This volume examines reflexes of a West Semitic myth describing an attempted coup against the high god of the pantheon. In 1939, J. Morgenstern theorized that this myth was the precursor of the Satan traditions found in Jewish and Christian sources. This treatment (1) reconsiders Morgenstern's hypothesis, (2) reviews scholarship on this myth of cosmic rebellion within the W.F. Albright/F.M. Cross, Jr. lineage, (3) compiles a concordance of texts cited by scholars in analyzing the myth, (4) considers the possibility that Athtar is the myth's divine antihero, (5) provides a translation and close reading of selected Ugaritic and Hebrew texts that have informed discussion about the myth, (6) reassesses the value of these texts, and (7) provides a reconstruction of the myth.
In Esotericism in African American Religious Experience: “There is a Mystery” …, Stephen C. Finley, Margarita Simon Guillory, and Hugh R. Page, Jr. assemble twenty groundbreaking essays that provide a rationale and parameters for Africana Esoteric Studies (AES): a new trans-disciplinary enterprise focused on the investigation of esoteric lore and practices in Africa and the African Diaspora. The goals of this new field — while akin to those of Religious Studies, Africana Studies, and Western Esoteric Studies — are focused on the impulses that give rise to Africana Esoteric Traditions (AETs) and the ways in which they can be understood as loci where issues such as race, ethnicity, and identity are engaged; and in which identity, embodiment, resistance, and meaning are negotiated.

Abstract

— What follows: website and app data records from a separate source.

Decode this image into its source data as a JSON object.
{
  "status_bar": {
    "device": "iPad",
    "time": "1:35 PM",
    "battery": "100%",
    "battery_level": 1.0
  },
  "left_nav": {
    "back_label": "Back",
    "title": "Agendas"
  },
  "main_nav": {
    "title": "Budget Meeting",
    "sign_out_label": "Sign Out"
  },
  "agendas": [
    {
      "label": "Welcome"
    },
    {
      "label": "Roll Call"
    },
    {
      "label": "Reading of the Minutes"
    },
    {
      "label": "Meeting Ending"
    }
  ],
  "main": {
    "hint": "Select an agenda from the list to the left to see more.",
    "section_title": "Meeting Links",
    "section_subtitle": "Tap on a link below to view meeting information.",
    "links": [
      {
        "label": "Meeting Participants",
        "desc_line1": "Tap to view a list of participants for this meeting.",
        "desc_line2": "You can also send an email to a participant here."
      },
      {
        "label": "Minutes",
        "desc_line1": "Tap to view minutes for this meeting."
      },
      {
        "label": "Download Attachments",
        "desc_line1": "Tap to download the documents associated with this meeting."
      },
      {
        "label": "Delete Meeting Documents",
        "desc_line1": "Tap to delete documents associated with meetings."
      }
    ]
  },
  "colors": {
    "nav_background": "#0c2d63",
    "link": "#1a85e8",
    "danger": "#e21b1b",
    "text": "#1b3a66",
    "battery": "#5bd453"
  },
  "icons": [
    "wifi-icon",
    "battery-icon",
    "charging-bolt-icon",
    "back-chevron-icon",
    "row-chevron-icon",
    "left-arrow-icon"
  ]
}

The essays in Esotericism in African American Religious Experience: “There is a Mystery” … establish the broad contours for trans-disciplinary examination of esoteric thought and practice in the Africana world. Having established the preliminary groundwork for a new field—Africana Esoteric Studies—the stage is set for exploration of the ways in which secrecy, concealment, and selective disclosure of information deemed essential for survival function within an array of African and African-Diasporan settings, particularly those that are part of the Atlantic World. This essay will look broadly at how the aforementioned tropes are engaged in the lyrics and performances of selected artists in the American Soul—Blues continuum of the late 1970s.

Open Access
In: New Approaches to the Study of Esotericism
In: Esotericism in African American Religious Experience
In: Esotericism in African American Religious Experience
In: Esotericism in African American Religious Experience